Cat fur should feel like a baby bunny

Do you know what you’re missing?

My cat, Emma, has fur so soft that she feels like a baby bunny. Does your cat’s fur feel like a baby bunny? It doesn’t? Oh dear!

Here’s what you do:

1. Use a Luv Glove and/or Zoom Groom to get out as much dead fur as possible.

2. Bathe your cat using high-quality, gentle shampoo.

3. Blow dry using a high-velocity pet dryer.

4. Run your hand over your cat’s fur and say, “Wow!”

(alternate method to replace first 3 steps:  Call a cat groomer.)

Emma says "I'm a bunny in disguise."
Emma says “I’m a bunny in disguise.”

 

Acepromazine NOT good choice for grooming

If your cat reacts in a way that could endanger the cat or the groomer, medication may be needed. Ace is commonly prescribed. It is not a good choice. Many groomers will not groom a pet sedated with Ace. Why? The cat will be hypersensitive to noise, so the sound of clippers and the dryer could cause panic. The cat is aware of what is happening but unable to react in a logical way or understand the situation. That’s a recipe for panic. Cats can and do bite while on Ace. Not to mention the fact that it is unkind to put them in a situation in which they are fearful yet helpless.
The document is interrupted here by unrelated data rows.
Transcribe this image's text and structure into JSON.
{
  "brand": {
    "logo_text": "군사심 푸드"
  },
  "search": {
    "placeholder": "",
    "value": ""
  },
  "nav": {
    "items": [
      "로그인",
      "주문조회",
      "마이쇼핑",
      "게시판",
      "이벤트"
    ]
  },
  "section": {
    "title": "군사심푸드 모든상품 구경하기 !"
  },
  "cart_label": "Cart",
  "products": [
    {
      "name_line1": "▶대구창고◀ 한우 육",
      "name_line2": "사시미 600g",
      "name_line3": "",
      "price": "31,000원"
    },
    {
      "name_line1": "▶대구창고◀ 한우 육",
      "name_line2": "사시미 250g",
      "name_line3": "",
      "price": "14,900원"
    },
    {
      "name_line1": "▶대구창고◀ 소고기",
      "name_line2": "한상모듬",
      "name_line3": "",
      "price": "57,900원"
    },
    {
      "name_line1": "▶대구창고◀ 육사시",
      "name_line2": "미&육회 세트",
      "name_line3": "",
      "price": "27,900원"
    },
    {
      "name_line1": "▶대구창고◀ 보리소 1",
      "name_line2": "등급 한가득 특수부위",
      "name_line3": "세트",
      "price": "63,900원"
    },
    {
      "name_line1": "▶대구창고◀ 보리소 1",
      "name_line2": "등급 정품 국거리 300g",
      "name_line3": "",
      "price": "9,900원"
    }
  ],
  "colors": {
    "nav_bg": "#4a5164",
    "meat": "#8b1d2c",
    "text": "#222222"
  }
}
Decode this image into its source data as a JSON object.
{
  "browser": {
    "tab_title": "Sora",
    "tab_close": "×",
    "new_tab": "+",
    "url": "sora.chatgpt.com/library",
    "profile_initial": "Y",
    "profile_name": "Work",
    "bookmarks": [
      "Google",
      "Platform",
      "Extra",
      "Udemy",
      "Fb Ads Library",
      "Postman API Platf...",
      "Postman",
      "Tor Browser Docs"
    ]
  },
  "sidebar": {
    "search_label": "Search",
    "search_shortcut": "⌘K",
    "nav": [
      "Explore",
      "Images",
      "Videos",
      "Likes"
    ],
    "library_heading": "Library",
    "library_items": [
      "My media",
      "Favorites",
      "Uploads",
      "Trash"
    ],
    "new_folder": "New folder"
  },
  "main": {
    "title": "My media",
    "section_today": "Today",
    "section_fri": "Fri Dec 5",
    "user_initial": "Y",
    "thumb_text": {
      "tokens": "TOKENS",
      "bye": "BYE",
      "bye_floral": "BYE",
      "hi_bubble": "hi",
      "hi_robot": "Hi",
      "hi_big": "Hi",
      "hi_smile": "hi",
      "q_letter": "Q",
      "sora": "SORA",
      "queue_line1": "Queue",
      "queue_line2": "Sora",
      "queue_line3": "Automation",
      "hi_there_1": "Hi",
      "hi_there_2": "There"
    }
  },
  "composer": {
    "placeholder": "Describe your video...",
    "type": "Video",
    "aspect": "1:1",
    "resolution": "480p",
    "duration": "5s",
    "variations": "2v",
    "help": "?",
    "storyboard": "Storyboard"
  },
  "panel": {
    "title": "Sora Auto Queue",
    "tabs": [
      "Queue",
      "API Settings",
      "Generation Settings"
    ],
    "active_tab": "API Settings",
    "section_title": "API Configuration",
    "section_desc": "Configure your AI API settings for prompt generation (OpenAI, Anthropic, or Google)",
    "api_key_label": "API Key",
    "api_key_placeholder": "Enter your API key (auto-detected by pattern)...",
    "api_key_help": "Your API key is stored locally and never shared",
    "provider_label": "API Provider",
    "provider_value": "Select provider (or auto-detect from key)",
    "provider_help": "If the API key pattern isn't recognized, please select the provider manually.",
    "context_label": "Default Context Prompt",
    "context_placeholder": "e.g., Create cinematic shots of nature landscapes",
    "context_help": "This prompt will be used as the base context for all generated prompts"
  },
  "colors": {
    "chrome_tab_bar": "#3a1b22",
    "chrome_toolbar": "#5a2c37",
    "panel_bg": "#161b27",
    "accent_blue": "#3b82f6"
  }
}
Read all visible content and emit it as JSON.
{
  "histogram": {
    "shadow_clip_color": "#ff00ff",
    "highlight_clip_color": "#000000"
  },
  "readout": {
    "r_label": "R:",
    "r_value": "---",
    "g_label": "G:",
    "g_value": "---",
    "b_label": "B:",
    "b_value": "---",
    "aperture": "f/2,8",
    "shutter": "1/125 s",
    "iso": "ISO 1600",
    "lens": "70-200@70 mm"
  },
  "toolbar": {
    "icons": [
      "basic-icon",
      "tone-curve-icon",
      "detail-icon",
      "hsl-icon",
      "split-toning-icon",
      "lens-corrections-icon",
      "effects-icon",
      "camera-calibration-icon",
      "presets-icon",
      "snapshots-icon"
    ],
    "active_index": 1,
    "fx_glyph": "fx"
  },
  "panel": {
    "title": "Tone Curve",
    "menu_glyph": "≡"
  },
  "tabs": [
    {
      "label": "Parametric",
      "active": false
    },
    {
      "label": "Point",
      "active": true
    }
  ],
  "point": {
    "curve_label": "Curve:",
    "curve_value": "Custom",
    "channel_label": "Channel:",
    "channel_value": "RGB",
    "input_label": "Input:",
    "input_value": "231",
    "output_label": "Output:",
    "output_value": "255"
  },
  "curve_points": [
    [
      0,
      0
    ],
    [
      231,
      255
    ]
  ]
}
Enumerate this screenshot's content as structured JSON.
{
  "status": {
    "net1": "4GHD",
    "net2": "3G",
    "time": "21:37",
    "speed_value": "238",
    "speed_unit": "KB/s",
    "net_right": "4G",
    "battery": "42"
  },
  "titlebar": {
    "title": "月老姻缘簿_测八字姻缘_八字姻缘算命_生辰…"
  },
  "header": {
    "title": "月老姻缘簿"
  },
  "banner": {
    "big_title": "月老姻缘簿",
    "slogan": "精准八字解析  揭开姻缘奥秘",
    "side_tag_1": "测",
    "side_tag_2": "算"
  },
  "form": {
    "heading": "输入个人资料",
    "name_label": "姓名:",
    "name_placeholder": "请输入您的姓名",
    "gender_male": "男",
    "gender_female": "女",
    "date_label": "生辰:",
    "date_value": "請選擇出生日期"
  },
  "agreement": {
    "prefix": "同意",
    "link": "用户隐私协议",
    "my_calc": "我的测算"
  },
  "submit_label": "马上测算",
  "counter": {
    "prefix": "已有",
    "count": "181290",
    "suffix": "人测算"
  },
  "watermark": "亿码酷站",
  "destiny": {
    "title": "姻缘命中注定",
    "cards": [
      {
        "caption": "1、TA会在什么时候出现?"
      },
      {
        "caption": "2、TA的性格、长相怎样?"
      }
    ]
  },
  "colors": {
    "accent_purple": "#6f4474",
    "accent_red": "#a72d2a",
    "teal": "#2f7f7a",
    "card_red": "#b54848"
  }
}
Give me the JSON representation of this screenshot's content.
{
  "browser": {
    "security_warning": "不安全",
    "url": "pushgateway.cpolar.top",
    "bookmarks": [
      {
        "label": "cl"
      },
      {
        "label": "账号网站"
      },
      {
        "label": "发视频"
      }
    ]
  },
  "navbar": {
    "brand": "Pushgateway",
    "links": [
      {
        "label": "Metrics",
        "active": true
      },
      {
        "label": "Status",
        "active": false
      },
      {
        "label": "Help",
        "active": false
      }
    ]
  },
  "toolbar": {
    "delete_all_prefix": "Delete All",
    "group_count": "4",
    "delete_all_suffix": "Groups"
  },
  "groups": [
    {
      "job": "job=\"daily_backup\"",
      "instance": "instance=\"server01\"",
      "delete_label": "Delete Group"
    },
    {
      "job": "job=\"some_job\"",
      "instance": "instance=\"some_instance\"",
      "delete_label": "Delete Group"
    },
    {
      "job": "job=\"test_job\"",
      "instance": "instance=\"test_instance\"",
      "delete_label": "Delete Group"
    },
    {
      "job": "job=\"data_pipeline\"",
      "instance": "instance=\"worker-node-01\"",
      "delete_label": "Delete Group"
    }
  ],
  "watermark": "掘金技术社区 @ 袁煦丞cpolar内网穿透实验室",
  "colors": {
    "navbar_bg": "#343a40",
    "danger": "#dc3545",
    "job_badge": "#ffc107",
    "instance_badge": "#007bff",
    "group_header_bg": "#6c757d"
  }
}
This video by a veterinarian explains why.

Also, read the Feline Handling Guidelines in the Journal of Feline Medicine and Surgery 2011. They are against the use of ACE.

 

Cat bathing stimulates skin

Let’s face it. Even though we do everything we can to give our cats a great life, there are some things that are missing. A house cat will never feel warm summer rain on its fur. A house cat will never roll in deliciously scented dirt. A house cat will never feel the massaging of leaves and twigs, scratching in just the right spots.

When I bathe a cat, I wear loofah-type gloves, massaging their skin. I try to give them a little of what nature would have given them.

Do cats like baths? Some do. Some don’t. But their skin likes the loofah, of that I am sure. Less dander, more shine.

Spring is coming! More light means more shedding. Call a groomer!

Cornell Veterinary College writes, “The amount a cat sheds depends on the natural light available to him.”

Longer days are almost here. If you want a house that isn’t layered with fine cat hair and dander, brush, brush, brush. If you don’t have time, take advantage of the fact that you live in the greatest city in the world, a city where you don’t have to do anything you don’t want to do, because there’s a professional nearby.

Instead of “There’s an app for that,” say, “There’s a cat groomer for that!”

Cornell University Vet Med School Promotes Cat Grooming

“Grooming is also a preventive health measure. Regular brushing or combing gives you a close-up view of the cat’s skin and coat condition, allowing you to spot the early signs of disease…Brushing or combing the coat helps remove fur before the cat swallows it, reducing the incidence of hairballs, a plus in any owner’s book.”  (Cornell University College of Veterinary Medicine’s Feline Health Center.)

I offer weekly brushing and combing appointments. If you’re too busy to brush your cat, call a groomer.

 

What happens if you don’t trim cat claws?

The claws grow longer and longer, eventually becoming long enough to get snagged on furniture — or on you. Ouch.

For some cats, things get much worse. I’ve seen cats with claws embedded in their paw pads. It happens more often than you’d think. The most common scenario is an old cat living with an old person.  The owner loves her cat but due to poor eyesight, doesn’t see the disaster that has befallen her cat.

Happens more often that you'd think!
Happens more often that you’d think!

Soft Paws for cats: Pro and Con

Applying tiny plastic covers to cat claws isn’t the easiest thing to do.

I prefer simply trimming the claws, but sometimes that’s not enough.

Soft Paws need to be re-applied every 4-6 weeks. Try the brightly colored Soft Paws, because you can easily see if they’ve come off.

Good candidates for Soft Paws claw covers:

The elderly, people with health conditions causing thin skin or bleeding problems, small children, cats with health conditions causing thin skin/bleeding problem/chronic itching/OCD issues, aggressive cats, households with antique furniture, cats that bat their owner’s eyeballs, cats that get stuck to the rug.

Soft paws are bad for:

Outdoor cats, cats owned by people that can’t maintain a 4-6 week Soft Paw schedule, some OCD nail biters.*

*Thanks to cat groomer Beth Cornell Rex for this description of who should and shouldn’t use Soft Paws.

soft paws